Picture this: at midday, two figures ride a bicycle through the hot streets of Hanoi, Vietnam. An older man stands on the pedals to navigate the traffic while a boy, 11 or 12 years old, perches behind him on the cargo rack. Strapped to the boy’s back is something almost as big as he is. 
 
The thing is a soft brown case, with a longish neck. It looks as if it might actually hold... a cello.
 
This image in some ways sums up the childhood of Phuc Phan ’13 (Vietnam, UWC Adriatic), who this year was named the Luther College Presser Scholar for excellence in music. 
 
Phuc’s father, Tam Duc Phan, is a physicist and researcher at the Vietnam National Institute of Technology who was urged to give up the guitar while a soldier in wartime. He got his son started on keyboards when Phuc was three.
 
“He didn’t want me to play video games,” Phuc recalled with a chuckle. 
 
By 11, Phuc had switched to cello and enrolled at the Hanoi National Institute of Music–Vietnam—to which his dad pedaled him, every school day after morning classes at a local school. After the half-hour ride, Tam Duc stayed through his son’s classes at the conservatory.
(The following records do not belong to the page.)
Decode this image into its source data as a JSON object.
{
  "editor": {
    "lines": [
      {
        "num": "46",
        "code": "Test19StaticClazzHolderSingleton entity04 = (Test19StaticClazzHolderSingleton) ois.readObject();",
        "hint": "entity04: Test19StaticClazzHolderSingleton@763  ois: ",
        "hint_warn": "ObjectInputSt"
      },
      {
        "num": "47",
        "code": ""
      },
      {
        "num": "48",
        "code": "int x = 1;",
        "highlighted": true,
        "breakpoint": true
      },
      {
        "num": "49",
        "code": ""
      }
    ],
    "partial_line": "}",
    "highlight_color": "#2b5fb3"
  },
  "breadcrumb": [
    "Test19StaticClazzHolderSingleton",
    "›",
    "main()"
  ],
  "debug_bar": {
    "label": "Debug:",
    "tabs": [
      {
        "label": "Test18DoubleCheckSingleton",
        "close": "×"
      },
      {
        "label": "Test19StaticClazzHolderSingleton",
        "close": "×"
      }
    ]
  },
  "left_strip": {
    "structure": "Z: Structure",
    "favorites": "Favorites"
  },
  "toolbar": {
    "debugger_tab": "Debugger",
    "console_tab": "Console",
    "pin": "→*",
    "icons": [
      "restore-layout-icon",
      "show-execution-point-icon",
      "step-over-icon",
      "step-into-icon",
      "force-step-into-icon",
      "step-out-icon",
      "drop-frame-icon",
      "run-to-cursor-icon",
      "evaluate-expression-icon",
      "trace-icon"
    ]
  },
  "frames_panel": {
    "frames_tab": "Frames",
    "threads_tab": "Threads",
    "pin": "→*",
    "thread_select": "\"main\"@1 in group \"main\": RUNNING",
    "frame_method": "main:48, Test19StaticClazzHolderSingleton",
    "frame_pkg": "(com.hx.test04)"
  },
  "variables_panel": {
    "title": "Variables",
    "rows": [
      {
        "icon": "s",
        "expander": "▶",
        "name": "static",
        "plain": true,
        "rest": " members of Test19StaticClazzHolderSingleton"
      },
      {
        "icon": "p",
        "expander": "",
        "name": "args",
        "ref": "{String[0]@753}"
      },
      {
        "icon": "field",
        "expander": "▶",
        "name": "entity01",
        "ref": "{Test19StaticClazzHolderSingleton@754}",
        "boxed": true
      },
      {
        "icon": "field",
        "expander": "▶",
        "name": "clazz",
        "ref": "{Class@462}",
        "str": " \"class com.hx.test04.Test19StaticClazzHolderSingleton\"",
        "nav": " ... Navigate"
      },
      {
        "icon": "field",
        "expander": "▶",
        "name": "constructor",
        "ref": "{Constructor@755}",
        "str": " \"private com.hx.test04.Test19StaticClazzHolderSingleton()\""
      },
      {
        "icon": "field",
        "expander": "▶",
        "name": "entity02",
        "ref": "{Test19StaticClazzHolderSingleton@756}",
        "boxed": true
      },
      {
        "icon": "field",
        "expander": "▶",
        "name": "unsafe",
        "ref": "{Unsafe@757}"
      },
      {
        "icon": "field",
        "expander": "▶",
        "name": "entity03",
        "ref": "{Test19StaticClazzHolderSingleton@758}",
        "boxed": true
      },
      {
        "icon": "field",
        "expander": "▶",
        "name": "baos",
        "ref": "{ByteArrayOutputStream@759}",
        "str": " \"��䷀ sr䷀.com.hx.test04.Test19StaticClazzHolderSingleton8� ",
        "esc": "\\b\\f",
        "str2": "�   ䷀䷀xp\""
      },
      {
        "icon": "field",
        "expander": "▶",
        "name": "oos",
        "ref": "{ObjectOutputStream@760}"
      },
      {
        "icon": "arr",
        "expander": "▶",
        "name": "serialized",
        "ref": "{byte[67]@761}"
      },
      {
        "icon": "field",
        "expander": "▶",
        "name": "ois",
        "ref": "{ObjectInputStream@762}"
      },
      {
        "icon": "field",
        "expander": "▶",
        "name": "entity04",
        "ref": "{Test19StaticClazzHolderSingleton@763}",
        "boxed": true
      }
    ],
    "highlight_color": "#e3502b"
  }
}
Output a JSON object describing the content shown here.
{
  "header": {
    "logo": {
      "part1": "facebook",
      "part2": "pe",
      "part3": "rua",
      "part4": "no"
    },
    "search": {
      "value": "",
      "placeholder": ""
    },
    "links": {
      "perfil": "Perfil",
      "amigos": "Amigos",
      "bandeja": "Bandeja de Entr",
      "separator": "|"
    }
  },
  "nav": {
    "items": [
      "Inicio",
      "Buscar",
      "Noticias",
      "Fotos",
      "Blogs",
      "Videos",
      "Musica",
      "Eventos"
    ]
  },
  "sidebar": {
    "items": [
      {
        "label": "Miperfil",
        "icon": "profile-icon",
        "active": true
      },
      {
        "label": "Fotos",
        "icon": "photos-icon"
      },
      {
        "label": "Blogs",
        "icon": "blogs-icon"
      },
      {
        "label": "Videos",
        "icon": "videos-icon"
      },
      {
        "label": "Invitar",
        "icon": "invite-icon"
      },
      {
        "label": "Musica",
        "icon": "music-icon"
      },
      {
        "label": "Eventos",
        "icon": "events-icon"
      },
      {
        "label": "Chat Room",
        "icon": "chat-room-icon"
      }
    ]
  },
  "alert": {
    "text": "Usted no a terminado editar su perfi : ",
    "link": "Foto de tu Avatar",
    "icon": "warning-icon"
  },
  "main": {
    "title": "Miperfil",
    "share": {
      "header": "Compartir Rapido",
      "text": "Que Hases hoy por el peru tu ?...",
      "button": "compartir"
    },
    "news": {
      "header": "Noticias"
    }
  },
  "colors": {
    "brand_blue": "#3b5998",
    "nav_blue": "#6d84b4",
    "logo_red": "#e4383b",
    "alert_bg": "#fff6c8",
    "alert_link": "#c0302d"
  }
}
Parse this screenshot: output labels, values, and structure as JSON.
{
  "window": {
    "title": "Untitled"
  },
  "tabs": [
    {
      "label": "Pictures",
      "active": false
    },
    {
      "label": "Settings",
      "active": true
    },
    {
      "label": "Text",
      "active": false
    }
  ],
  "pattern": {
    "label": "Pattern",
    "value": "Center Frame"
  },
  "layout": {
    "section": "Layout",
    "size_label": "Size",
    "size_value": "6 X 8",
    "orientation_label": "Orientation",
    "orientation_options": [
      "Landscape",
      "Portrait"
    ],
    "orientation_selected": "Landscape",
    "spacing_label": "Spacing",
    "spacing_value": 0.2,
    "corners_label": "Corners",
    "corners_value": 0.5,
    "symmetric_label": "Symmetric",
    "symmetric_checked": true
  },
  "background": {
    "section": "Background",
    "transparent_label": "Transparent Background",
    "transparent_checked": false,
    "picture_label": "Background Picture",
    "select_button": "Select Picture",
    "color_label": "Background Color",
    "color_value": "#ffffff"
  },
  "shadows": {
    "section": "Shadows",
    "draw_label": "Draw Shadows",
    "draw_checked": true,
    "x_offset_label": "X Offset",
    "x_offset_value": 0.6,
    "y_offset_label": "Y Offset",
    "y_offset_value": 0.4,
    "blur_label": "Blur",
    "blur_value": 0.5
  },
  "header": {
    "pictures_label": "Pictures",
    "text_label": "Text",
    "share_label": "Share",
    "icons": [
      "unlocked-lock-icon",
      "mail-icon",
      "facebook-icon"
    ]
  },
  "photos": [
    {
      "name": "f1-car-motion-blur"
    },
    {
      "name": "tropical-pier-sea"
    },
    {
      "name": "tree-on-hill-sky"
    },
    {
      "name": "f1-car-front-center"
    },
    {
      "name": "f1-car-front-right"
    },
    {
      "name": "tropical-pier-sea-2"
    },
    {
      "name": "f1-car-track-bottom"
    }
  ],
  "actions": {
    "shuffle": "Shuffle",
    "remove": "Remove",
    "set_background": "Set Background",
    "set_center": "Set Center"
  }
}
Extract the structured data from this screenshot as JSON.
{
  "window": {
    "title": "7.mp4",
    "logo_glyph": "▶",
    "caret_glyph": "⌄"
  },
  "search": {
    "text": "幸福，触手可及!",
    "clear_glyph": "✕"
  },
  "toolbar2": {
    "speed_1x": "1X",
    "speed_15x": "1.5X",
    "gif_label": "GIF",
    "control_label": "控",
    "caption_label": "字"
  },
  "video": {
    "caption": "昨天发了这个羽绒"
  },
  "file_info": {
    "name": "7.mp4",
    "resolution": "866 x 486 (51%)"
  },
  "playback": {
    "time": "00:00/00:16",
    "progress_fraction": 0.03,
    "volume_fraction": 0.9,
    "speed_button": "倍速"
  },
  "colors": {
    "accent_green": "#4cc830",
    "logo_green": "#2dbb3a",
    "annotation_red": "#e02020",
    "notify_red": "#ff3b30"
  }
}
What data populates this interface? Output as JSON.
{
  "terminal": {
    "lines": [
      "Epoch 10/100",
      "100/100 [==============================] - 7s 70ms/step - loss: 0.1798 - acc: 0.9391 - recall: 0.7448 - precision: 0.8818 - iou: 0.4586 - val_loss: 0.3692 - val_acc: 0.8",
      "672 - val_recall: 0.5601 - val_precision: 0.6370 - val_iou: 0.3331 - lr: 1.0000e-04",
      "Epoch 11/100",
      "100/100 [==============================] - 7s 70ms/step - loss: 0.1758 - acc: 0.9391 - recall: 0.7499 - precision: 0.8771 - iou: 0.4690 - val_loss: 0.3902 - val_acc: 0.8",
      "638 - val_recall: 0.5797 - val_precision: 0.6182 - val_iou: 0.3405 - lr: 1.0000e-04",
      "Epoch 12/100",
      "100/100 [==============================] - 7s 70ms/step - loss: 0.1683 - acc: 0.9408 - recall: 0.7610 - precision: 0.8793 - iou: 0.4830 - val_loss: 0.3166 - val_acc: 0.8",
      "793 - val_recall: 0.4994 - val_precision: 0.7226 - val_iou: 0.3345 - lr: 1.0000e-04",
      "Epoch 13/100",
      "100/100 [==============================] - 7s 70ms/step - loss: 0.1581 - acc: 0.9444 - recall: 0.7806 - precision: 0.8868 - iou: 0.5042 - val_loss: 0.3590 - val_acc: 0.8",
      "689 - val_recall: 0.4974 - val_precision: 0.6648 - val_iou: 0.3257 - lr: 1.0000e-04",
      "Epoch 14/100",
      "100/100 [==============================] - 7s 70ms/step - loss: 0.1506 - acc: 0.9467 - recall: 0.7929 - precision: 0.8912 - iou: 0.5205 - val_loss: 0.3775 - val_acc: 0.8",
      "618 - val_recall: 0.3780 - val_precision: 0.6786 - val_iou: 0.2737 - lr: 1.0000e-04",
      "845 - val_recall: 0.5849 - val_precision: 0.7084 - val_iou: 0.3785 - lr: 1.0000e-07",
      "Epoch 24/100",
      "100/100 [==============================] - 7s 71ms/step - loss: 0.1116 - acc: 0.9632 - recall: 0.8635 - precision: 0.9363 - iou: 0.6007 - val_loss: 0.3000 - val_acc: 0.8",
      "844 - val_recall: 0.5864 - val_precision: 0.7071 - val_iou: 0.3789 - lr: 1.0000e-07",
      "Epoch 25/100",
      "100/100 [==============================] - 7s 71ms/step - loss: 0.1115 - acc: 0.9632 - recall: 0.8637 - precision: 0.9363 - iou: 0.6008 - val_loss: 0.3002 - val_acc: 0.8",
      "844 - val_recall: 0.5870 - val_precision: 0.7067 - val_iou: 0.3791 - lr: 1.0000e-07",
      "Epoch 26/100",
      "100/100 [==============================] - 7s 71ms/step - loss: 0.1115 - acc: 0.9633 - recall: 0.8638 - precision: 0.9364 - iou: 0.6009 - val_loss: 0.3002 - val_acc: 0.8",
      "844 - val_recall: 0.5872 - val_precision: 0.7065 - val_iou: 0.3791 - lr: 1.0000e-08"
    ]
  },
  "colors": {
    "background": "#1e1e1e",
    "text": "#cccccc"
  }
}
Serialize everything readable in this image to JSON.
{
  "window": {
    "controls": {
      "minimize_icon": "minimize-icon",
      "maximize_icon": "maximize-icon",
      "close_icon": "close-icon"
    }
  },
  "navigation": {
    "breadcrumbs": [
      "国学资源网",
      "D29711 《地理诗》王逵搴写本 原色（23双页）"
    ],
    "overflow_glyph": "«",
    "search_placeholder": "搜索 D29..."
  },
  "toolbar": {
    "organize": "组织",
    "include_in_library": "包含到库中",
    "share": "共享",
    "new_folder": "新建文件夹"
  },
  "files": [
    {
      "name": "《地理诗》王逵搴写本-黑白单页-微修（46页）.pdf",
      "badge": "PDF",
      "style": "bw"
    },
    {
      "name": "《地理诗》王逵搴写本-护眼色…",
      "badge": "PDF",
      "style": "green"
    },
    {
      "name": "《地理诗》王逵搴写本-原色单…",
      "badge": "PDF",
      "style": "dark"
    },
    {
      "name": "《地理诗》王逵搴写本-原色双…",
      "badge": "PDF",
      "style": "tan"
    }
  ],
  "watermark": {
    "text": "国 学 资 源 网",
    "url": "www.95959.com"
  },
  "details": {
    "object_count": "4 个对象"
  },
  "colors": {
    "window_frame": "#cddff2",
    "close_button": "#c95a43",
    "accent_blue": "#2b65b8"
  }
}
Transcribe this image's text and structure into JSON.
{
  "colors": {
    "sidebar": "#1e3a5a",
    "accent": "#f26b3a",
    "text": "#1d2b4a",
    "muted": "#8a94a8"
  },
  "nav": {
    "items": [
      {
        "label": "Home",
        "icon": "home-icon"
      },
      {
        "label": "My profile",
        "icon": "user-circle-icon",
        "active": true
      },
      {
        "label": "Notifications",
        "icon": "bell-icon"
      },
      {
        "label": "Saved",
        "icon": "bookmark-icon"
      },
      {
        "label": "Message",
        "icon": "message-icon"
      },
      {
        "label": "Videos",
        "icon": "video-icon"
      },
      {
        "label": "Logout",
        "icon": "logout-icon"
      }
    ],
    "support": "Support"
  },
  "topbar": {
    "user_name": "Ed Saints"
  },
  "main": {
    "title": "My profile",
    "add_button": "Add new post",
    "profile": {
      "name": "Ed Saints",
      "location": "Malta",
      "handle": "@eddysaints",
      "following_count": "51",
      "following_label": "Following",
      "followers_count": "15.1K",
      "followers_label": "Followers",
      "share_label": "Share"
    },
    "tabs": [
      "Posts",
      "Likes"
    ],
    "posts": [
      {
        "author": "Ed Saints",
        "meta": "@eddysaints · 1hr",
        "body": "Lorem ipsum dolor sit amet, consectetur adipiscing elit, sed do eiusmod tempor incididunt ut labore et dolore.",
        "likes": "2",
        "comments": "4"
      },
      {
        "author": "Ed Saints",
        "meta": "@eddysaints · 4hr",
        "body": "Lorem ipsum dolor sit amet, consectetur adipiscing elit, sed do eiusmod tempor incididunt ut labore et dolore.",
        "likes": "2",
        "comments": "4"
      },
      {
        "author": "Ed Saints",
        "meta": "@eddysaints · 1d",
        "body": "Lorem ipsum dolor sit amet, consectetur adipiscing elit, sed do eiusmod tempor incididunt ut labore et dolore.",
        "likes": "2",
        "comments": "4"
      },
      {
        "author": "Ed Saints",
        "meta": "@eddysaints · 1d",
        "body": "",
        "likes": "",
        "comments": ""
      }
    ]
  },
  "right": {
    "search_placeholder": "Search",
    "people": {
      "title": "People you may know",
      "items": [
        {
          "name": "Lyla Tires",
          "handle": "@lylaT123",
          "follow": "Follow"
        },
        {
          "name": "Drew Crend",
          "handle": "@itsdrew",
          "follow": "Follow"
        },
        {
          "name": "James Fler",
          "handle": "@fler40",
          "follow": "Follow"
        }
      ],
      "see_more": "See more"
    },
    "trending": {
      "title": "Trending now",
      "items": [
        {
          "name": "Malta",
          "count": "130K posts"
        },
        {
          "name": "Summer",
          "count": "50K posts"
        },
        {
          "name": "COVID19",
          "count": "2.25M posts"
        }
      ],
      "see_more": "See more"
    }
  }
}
Every day.
 
“He never missed a cello lesson of mine for five or six years,” Phuc said. 
 
Phuc went on to perform and tour with the Southeast Asian and Asian youth orchestras; he then won a full music scholarship to UWC Adriatic. At Luther, he has been the college symphony’s principal cellist for the past three years.
 
“He has had a real impact on the whole orchestra program here,” said his cello teacher, associate music professor Eric Katz. “He’s just a very giving spirit, always so interested in learning new things. He’ll be sorely missed.”
 
Phuc hopes to build a career teaching and performing the cello. He even thinks of creating an international music school in Vietnam. “That’s my wild dream,” he said.
 
Phuc’s parents, Tam Duc and Hoa Thi Dau Phan, hope they can come to Luther for his commencement. That, too, would be something to remember always.